Please report, as a bare number, how many lines below include the string "documents".
◆ ◆ ◆ ◆ ◆
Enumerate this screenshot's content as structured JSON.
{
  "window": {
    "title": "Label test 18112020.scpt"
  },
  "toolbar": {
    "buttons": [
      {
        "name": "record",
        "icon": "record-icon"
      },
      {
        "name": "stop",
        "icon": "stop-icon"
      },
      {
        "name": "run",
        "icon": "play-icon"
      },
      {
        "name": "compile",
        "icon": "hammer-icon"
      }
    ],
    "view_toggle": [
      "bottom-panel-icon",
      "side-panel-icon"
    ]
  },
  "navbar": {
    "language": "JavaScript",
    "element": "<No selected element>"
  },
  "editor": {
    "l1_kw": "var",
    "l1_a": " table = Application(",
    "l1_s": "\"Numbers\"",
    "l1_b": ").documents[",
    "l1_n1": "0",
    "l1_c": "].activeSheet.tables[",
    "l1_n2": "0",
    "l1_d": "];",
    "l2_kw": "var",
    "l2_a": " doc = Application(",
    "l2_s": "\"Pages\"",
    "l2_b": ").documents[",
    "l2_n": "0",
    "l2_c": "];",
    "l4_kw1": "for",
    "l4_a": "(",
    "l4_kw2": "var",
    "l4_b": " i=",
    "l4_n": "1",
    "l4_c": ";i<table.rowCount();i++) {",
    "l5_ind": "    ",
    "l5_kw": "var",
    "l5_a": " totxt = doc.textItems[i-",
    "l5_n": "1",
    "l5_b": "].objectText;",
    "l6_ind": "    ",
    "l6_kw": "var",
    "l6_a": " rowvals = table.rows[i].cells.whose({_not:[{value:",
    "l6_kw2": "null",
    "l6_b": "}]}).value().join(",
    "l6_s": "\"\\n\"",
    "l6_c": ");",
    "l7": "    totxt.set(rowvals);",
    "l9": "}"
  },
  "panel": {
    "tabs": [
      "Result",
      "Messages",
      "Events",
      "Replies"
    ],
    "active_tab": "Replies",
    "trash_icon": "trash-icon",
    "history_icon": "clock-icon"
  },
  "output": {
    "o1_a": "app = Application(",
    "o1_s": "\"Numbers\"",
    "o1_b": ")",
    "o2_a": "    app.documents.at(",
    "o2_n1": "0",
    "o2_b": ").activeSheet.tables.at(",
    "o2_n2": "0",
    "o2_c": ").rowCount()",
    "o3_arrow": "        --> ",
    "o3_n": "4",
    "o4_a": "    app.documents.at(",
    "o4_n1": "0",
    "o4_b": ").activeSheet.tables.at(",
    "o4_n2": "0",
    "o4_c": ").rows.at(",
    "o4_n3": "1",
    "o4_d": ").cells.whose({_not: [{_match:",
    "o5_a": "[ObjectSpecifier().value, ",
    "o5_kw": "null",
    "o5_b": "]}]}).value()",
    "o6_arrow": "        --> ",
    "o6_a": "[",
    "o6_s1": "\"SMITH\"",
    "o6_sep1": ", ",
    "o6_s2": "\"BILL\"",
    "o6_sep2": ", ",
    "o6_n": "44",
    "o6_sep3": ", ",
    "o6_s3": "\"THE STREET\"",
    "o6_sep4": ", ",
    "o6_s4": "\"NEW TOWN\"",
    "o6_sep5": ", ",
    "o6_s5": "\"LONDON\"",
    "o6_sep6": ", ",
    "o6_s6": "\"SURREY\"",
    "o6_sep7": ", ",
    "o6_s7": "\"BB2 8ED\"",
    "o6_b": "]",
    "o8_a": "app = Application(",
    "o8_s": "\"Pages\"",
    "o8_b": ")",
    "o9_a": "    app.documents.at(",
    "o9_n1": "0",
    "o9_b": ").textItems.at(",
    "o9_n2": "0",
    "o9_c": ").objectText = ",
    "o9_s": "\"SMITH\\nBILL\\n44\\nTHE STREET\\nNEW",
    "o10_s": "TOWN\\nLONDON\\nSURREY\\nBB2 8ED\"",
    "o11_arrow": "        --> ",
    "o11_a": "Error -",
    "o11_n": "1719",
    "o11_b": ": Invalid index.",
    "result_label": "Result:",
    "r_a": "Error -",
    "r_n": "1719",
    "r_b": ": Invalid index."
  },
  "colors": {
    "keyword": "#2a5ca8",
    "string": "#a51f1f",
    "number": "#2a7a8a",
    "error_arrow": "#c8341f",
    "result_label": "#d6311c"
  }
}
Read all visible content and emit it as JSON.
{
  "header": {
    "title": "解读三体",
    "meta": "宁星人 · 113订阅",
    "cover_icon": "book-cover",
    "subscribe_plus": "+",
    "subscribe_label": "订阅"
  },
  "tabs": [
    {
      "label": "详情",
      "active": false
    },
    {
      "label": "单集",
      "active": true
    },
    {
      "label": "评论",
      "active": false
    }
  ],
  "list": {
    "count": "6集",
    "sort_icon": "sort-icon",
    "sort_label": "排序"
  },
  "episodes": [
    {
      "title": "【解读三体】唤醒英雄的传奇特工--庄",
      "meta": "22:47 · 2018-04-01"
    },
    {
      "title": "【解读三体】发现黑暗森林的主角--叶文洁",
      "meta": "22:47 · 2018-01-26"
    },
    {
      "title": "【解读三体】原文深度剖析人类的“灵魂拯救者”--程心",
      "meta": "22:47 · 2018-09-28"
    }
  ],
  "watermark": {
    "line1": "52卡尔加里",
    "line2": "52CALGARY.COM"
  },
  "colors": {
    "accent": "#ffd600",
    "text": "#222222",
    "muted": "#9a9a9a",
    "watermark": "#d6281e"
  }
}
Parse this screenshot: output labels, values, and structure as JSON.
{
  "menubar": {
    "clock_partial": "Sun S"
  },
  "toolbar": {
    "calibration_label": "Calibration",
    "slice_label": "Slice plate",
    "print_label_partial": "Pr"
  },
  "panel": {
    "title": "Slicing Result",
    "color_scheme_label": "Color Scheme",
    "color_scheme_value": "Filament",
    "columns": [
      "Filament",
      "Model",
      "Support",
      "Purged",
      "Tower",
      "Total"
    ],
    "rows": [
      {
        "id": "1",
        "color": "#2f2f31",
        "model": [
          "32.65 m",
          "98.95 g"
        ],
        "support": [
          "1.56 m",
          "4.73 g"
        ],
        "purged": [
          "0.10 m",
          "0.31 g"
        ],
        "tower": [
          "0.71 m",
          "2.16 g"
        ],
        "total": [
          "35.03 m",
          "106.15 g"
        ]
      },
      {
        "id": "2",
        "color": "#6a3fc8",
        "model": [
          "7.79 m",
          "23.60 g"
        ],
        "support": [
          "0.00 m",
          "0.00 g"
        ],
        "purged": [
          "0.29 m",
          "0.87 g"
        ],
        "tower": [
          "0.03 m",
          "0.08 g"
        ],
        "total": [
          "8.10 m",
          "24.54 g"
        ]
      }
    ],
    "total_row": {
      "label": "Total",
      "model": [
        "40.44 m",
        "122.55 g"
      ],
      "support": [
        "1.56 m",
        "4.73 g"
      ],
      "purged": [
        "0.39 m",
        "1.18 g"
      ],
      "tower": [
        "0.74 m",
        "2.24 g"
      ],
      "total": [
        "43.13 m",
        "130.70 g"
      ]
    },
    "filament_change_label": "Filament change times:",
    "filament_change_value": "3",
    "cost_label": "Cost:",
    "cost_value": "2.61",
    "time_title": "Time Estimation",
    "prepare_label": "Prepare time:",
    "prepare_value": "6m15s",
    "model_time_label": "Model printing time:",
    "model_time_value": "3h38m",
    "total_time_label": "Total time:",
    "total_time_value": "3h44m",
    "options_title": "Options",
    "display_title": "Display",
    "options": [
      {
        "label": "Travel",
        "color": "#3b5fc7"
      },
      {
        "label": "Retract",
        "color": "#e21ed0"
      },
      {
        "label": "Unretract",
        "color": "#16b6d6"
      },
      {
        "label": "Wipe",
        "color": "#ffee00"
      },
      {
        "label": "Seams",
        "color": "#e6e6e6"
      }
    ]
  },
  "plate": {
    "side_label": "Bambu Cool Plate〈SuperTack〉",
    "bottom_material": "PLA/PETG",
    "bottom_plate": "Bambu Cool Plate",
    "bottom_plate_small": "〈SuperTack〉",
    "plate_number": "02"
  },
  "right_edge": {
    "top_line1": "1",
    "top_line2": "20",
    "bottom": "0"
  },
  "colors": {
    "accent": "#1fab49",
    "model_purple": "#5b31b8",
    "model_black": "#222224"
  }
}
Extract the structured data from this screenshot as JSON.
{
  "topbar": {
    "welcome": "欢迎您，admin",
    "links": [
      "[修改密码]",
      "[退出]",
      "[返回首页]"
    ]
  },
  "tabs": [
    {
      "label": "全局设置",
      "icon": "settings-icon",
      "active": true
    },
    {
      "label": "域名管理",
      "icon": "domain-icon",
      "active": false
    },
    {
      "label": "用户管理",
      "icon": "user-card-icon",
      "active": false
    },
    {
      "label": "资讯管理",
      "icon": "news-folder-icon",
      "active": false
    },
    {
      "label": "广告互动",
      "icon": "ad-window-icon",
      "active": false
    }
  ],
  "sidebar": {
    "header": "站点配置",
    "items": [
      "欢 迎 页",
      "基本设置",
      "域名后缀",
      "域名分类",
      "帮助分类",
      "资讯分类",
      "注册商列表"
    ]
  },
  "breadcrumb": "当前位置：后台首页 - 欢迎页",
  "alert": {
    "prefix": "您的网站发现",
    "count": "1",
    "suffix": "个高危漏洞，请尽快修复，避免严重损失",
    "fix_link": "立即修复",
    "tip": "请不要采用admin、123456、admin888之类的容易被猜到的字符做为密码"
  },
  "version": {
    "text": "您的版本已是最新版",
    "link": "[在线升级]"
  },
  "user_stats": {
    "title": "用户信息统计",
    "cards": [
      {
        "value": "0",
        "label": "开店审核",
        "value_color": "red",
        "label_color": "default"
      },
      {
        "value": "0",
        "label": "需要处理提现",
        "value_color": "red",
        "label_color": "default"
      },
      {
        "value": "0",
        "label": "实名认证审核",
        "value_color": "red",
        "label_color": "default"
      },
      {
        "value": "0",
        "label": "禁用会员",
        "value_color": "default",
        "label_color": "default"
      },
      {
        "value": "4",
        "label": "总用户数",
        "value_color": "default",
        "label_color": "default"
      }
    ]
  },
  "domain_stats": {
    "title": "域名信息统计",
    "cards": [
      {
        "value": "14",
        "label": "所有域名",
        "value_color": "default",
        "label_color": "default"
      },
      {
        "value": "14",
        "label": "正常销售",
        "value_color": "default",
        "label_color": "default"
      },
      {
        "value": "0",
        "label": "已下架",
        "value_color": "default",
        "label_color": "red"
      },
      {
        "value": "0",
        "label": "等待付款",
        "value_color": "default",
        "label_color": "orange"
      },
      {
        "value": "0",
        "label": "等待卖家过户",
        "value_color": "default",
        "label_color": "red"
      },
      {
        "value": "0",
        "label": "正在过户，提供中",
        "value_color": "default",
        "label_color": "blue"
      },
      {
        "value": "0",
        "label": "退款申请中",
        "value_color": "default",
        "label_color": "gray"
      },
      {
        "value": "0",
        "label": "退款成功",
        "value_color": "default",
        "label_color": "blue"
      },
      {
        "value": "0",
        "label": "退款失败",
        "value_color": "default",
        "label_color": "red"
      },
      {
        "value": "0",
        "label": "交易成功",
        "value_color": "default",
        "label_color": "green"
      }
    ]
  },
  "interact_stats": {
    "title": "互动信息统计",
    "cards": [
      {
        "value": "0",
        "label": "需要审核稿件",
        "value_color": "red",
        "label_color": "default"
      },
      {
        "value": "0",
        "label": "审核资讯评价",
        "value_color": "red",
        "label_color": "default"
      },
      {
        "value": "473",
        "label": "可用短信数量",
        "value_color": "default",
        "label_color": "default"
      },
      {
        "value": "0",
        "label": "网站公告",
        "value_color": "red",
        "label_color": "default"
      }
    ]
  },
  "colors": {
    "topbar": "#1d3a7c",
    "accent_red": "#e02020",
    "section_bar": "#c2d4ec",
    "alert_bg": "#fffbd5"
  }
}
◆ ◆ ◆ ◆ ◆
> **ANSWER TO THIS EXERCISE**
5